“There aren't any countries in the world presently using BECCS from biomass combustion at scale," says Elly Pepper, deputy director for NRDC. "Since it hasn't been proven at scale, no country can or should rely on it. Very few countries have captured carbon from mixed waste combustion – which would be classified as partial BECCS – except on a very small, really experimental scale,” she adds.

“I think both bioenergy and CCS are plays of operators to keep coal plants running a bit longer,” says de Pous. “Neither are scalable solutions.”

As with most debates surrounding potential climate solutions today, the arguments around BECCS can quickly devolve into research paper tit-for-tats between advocates and detractors – with the veracity of the findings often difficult to discern. However, for what it is worth, one of the most reputable analyses of the issue sees merit in both camps. The 2019 analysis from Imperial’s Grantham Institute concludes that BECCS could be a useful tool in the net-zero transition but should be deployed on a relatively small scale and only in areas where it has already proven to be beneficial – primarily for biofuels rather than power production.
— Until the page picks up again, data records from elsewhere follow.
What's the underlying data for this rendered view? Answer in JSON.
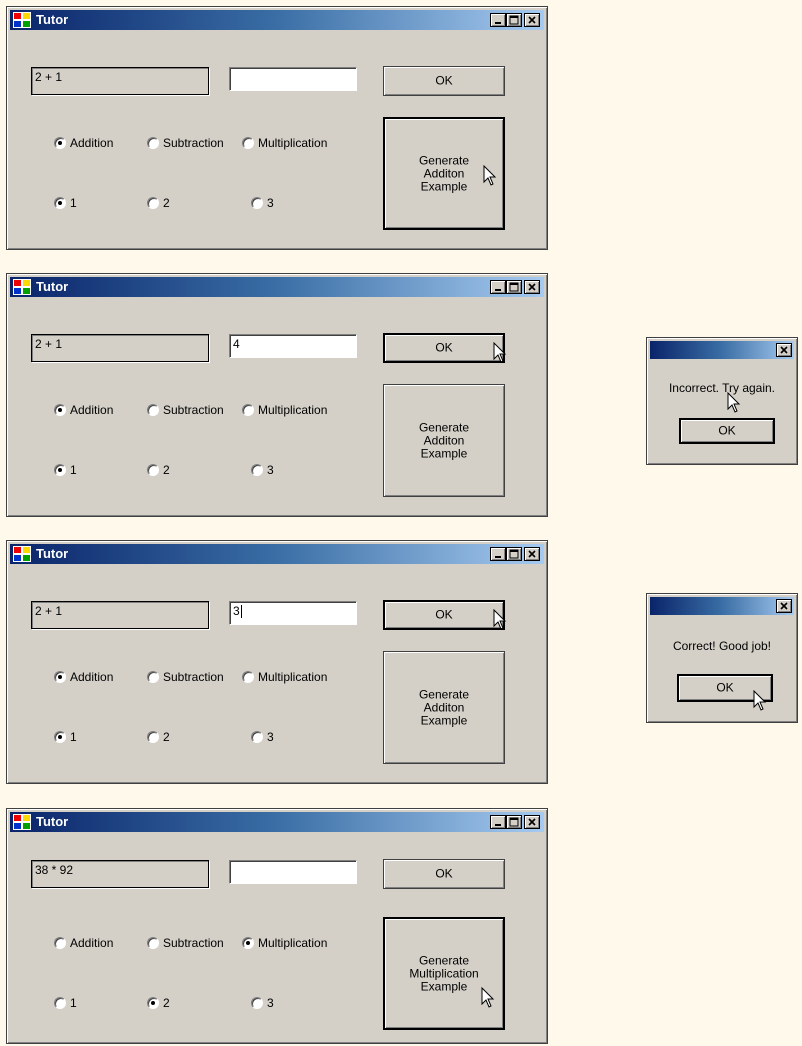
{
  "app_title": "Tutor",
  "window_controls": [
    "minimize-icon",
    "maximize-icon",
    "close-icon"
  ],
  "windows": [
    {
      "problem": "2 + 1",
      "answer": "",
      "ok_label": "OK",
      "operations": [
        "Addition",
        "Subtraction",
        "Multiplication"
      ],
      "selected_operation": "Addition",
      "levels": [
        "1",
        "2",
        "3"
      ],
      "selected_level": "1",
      "generate_label": [
        "Generate",
        "Additon",
        "Example"
      ]
    },
    {
      "problem": "2 + 1",
      "answer": "4",
      "ok_label": "OK",
      "operations": [
        "Addition",
        "Subtraction",
        "Multiplication"
      ],
      "selected_operation": "Addition",
      "levels": [
        "1",
        "2",
        "3"
      ],
      "selected_level": "1",
      "generate_label": [
        "Generate",
        "Additon",
        "Example"
      ]
    },
    {
      "problem": "2 + 1",
      "answer": "3",
      "ok_label": "OK",
      "operations": [
        "Addition",
        "Subtraction",
        "Multiplication"
      ],
      "selected_operation": "Addition",
      "levels": [
        "1",
        "2",
        "3"
      ],
      "selected_level": "1",
      "generate_label": [
        "Generate",
        "Additon",
        "Example"
      ]
    },
    {
      "problem": "38 * 92",
      "answer": "",
      "ok_label": "OK",
      "operations": [
        "Addition",
        "Subtraction",
        "Multiplication"
      ],
      "selected_operation": "Multiplication",
      "levels": [
        "1",
        "2",
        "3"
      ],
      "selected_level": "2",
      "generate_label": [
        "Generate",
        "Multiplication",
        "Example"
      ]
    }
  ],
  "message_boxes": [
    {
      "message": "Incorrect. Try again.",
      "ok_label": "OK"
    },
    {
      "message": "Correct!  Good job!",
      "ok_label": "OK"
    }
  ],
  "colors": {
    "page_background": "#fef9ea",
    "window_face": "#d4d0c8",
    "title_gradient_start": "#0a246a",
    "title_gradient_end": "#a6caf0"
  }
}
“It is not a silver bullet; it is one arrow in your quiver,” says Köberle, a co-author of the report. “CCS isn’t scaling fast enough to support these 10–15Gt per year sequestration scenarios, so the limited capacity you do have should be saved for bioliquids rather than bioelectricity.”

He points out that electricity has many cheap, carbon-free alternatives such as wind and solar power; whereas biofuels have few, particularly for aviation and freight transport. To that end, second generation “drop-in” biofuels can be synthesised by breaking down the molecules in biomass and reassembling them to imitate fuels used in engines.

“Maybe having 100 or so BECCS power plants globally is not a problem – to provide some baseload power – but the feedstock has got to be sustainably sourced agricultural or forestry residues," adds Köberle. “There is a value in BECCS, but how it is done is extremely important – and the Enviva/Drax example shows exactly how not to do it.”